Action in low-income communities
by Professor John Pickford of the Water, Engineering and Development Centre at Loughborough University of Technology.
It is often said that much of the disease in low-income countries is caused by bad water. Water-related diseases, so we are told, cause the deaths of many millions of children each year and occupy most of the hospital beds in developing countries. Diarrhoea in its various forms is a killer, as well as causing pain and suffering.
Water quality is unfairly blamed for all these problems. However, nearly all so-called water-carried diseases, from quick-killing cholera to uncomfortable stomach-ache, are really spread through poor hygiene and sanitation practices. Lack of sanitation may mean that water is contaminated but these diseases are also passed on in other ways. The diagram on page 2 shows some of the other ways in which diseases can be spread from the faeces of the infected person to other people.
The spread of disease
In Tanzania a medical officer told me about his investigations into the quite serious cholera outbreak in the mid-1970s. He had tried to work out how the infection spread.
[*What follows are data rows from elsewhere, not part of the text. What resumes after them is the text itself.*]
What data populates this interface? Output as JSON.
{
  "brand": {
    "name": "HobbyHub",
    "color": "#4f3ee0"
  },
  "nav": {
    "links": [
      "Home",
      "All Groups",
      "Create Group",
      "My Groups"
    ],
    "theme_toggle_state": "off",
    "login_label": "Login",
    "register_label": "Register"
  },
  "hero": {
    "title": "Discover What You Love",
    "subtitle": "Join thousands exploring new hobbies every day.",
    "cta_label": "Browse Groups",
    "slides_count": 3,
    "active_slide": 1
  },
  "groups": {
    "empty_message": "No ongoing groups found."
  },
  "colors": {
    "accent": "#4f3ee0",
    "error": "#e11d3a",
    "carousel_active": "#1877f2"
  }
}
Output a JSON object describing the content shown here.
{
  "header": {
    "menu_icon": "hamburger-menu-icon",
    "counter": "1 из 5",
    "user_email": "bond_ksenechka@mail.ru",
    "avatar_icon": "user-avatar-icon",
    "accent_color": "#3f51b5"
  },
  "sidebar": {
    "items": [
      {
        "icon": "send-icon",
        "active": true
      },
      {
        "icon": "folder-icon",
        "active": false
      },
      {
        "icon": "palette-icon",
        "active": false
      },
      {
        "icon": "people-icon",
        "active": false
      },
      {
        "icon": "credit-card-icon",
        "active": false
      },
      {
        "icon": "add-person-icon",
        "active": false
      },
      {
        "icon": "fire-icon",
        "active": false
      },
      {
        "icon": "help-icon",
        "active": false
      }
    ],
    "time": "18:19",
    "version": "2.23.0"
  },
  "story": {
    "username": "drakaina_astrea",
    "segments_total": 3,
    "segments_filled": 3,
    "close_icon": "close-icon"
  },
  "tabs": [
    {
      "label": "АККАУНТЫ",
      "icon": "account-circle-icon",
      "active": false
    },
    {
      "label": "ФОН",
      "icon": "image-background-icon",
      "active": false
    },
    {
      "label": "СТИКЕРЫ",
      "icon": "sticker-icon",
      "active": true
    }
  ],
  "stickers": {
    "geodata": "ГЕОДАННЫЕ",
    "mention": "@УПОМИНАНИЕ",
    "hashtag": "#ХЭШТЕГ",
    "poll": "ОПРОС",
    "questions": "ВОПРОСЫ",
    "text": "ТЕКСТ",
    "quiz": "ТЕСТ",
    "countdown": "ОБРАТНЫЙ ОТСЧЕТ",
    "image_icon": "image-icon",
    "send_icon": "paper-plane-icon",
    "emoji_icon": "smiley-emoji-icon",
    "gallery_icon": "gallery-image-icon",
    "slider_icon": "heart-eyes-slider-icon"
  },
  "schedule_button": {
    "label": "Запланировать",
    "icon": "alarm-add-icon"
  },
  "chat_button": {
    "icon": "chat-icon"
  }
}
In one rural area a map marked with cholera cases showed clearly that all were along a stream used as water supply. Once the stream was polluted by cholera bacteria, people downstream were likely to be infected. But in Dar es Salaam (the capital city) he could find no connection between the epidemic and water. Here it seemed many women had contracted the disease while tending sick relatives and carrying out rites on those who had died. Their hands acted as the carrier.